Well there you have it. All the negativity I saw from the game. But with the negative comes the positive. What positive aspects can we pull from this season thus far? The answer is a lot! New Orleans is a very young team that is learning. We have novice players that are developing well. Ayon and Vasquez are picking up the game quickly and seem to be a bright light for the future. Once Aminu and Henry get over their fear of shooting and driving the ball, they will become great assets to the team. Our coaching and management is another bright spot. Monty is a defensive minded coach and defense wins games. Dell Demps is very creative with trades and acquiring talent. I am very curious to see what he does with Kaman. That idea leads me to another notion. Make the trade! You have made it known you do not have future plans for Kaman. Get what you can by the March deadline. This goes for some other players on the team as well. I see a few that should hit the trade block, do not be gun shy. Build for the future. Lastly, we have many players that want to play. Young guns like Henry, Vasquez, and Ayon are eager to hit the court and provide instant energy. This is our future Hornet fans, do not take them for granted.

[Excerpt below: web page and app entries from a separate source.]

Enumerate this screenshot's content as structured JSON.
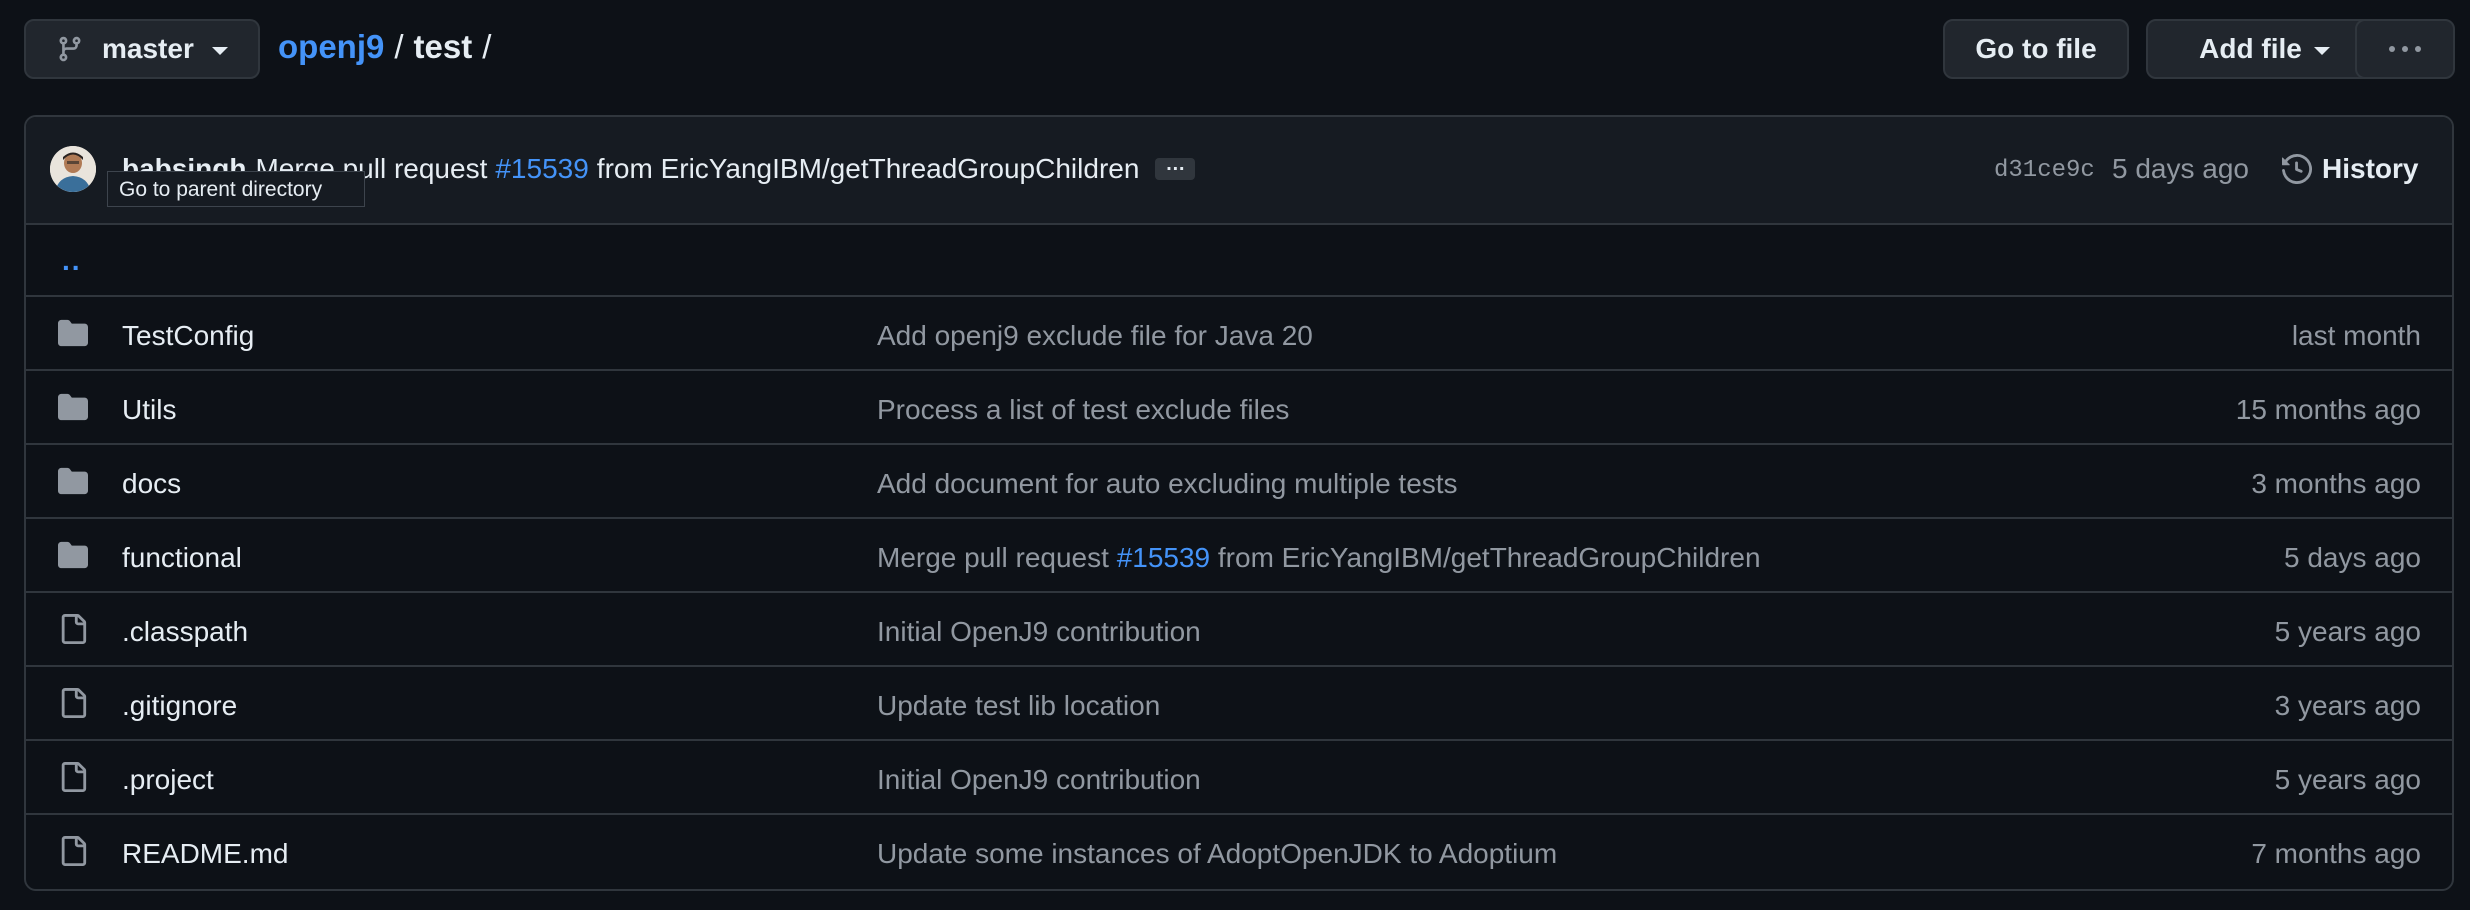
{
  "branch": {
    "name": "master"
  },
  "breadcrumb": {
    "repo": "openj9",
    "sep1": "/",
    "dir": "test",
    "sep2": "/"
  },
  "toolbar": {
    "go_to_file": "Go to file",
    "add_file": "Add file"
  },
  "commit": {
    "author": "babsingh",
    "msg_before": "Merge pull request",
    "pr": "#15539",
    "msg_after": "from EricYangIBM/getThreadGroupChildren",
    "ellipsis": "…",
    "sha": "d31ce9c",
    "age": "5 days ago",
    "history_label": "History"
  },
  "parent": {
    "label": "..",
    "tooltip": "Go to parent directory"
  },
  "files": [
    {
      "type": "dir",
      "icon": "folder-icon",
      "name": "TestConfig",
      "msg": "Add openj9 exclude file for Java 20",
      "age": "last month"
    },
    {
      "type": "dir",
      "icon": "folder-icon",
      "name": "Utils",
      "msg": "Process a list of test exclude files",
      "age": "15 months ago"
    },
    {
      "type": "dir",
      "icon": "folder-icon",
      "name": "docs",
      "msg": "Add document for auto excluding multiple tests",
      "age": "3 months ago"
    },
    {
      "type": "dir",
      "icon": "folder-icon",
      "name": "functional",
      "msg_before": "Merge pull request",
      "msg_pr": "#15539",
      "msg_after": "from EricYangIBM/getThreadGroupChildren",
      "age": "5 days ago"
    },
    {
      "type": "file",
      "icon": "file-icon",
      "name": ".classpath",
      "msg": "Initial OpenJ9 contribution",
      "age": "5 years ago"
    },
    {
      "type": "file",
      "icon": "file-icon",
      "name": ".gitignore",
      "msg": "Update test lib location",
      "age": "3 years ago"
    },
    {
      "type": "file",
      "icon": "file-icon",
      "name": ".project",
      "msg": "Initial OpenJ9 contribution",
      "age": "5 years ago"
    },
    {
      "type": "file",
      "icon": "file-icon",
      "name": "README.md",
      "msg": "Update some instances of AdoptOpenJDK to Adoptium",
      "age": "7 months ago"
    }
  ],
  "colors": {
    "bg": "#0d1117",
    "header_bg": "#161b22",
    "border": "#30363d",
    "link": "#4493f8",
    "muted": "#9198a1",
    "text": "#e6edf3"
  }
}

So in closing, what are we to do? As a rabid Hornet fan, I speak from the heart when I say, finish the season strong, make the necessary changes to the roster, and start from scratch. Work on fundamentals, rekindle that defensive spirit Monty possesses, and just watch guys, they will win.